Input data →
::::

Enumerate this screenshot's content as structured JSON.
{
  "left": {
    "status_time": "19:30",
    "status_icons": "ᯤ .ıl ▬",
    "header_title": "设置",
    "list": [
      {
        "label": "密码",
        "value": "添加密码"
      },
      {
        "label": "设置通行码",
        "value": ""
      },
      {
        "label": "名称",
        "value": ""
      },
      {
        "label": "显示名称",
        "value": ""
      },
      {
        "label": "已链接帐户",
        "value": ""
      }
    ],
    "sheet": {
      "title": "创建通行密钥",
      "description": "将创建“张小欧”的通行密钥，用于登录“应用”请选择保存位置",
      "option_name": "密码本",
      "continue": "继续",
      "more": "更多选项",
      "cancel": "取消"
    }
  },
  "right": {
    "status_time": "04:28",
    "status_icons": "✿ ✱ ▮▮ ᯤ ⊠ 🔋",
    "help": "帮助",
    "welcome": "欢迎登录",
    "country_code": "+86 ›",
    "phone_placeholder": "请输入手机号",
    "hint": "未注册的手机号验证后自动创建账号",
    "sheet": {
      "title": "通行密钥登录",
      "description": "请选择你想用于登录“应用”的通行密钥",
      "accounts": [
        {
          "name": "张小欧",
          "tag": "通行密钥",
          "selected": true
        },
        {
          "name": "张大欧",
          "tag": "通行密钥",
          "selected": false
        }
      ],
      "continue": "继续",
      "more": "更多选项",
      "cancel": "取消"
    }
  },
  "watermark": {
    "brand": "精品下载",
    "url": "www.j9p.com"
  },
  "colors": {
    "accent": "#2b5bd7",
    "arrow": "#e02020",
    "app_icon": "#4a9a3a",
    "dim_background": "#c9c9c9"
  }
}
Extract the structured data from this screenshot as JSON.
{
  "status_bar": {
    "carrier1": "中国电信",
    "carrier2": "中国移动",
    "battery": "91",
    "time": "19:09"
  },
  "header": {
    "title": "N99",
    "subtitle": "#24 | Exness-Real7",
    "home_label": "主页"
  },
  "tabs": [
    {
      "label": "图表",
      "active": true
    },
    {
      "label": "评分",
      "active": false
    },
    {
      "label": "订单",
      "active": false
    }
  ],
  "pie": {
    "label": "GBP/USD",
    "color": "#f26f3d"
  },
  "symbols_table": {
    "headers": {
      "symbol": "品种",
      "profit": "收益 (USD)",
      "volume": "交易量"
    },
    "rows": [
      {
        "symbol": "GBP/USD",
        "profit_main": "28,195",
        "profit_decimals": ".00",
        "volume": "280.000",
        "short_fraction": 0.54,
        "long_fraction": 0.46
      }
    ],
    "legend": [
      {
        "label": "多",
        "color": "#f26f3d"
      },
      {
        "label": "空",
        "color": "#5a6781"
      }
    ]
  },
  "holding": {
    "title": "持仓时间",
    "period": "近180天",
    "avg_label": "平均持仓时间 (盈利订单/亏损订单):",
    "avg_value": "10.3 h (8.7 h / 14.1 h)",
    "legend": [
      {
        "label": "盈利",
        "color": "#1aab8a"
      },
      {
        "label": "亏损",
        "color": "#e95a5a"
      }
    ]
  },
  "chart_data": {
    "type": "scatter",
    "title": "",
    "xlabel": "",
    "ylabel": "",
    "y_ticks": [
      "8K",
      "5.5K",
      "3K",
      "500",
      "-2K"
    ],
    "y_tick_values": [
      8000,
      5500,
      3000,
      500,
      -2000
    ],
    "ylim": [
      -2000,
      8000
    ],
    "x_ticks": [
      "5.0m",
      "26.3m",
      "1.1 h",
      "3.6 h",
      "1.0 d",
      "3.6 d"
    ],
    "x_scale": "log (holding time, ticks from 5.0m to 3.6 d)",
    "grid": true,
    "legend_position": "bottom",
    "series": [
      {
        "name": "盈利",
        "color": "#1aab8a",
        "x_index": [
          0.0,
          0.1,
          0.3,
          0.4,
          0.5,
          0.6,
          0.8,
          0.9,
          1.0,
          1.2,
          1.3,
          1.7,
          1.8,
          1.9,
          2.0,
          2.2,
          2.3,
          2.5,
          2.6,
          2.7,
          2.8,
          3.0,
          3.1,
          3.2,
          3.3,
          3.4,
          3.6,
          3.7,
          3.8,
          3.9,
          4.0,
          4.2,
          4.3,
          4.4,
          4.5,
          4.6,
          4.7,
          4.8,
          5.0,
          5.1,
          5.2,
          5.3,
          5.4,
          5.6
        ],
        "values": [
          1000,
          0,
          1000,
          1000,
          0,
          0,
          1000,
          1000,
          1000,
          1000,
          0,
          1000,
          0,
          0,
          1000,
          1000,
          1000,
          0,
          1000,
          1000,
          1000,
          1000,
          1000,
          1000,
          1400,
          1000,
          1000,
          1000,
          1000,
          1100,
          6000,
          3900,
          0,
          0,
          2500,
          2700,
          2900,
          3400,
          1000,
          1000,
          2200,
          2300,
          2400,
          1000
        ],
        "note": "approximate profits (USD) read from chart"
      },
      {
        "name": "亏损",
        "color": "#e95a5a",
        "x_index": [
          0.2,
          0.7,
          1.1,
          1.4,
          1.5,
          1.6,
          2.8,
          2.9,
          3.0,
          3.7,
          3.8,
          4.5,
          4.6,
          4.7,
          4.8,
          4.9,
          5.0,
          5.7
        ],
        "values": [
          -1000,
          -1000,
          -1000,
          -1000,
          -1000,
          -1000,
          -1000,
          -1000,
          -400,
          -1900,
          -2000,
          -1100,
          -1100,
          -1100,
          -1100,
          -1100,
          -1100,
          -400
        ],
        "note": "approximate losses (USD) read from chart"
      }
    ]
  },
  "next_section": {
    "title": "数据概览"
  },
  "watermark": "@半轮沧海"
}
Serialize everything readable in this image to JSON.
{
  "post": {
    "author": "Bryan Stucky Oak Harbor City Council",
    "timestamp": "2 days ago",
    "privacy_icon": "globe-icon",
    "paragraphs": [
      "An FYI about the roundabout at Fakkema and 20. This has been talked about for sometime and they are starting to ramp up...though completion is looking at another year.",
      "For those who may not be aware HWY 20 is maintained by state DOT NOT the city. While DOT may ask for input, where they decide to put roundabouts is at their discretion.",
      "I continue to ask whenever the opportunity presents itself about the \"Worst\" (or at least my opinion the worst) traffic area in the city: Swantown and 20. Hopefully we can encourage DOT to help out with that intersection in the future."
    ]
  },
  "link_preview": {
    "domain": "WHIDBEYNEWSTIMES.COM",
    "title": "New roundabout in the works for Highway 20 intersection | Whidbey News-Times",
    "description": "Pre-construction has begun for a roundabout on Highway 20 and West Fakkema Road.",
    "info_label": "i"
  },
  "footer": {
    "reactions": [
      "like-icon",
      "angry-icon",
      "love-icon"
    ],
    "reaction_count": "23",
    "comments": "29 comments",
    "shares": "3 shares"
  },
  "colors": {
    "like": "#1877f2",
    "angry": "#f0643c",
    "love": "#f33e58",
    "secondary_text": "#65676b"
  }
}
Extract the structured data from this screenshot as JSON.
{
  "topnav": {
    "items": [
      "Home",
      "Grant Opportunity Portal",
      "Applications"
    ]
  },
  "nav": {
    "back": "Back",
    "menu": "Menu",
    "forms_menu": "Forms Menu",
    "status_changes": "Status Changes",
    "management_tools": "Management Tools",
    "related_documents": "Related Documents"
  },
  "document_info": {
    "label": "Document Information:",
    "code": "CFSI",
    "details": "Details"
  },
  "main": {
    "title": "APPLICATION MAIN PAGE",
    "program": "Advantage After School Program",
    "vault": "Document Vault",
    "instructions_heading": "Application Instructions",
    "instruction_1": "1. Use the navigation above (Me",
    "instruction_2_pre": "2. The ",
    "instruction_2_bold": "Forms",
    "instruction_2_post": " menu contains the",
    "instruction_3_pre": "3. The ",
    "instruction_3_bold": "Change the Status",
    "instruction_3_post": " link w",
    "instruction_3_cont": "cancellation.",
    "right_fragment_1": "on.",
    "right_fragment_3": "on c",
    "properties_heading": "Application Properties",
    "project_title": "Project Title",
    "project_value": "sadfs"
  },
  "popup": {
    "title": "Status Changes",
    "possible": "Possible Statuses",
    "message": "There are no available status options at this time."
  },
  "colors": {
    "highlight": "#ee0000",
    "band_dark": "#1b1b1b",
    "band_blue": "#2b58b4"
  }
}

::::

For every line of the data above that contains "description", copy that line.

The completed task →
      "description": "将创建“张小欧”的通行密钥，用于登录“应用”请选择保存位置",
      "description": "请选择你想用于登录“应用”的通行密钥",
    "description": "Pre-construction has begun for a roundabout on Highway 20 and West Fakkema Road.",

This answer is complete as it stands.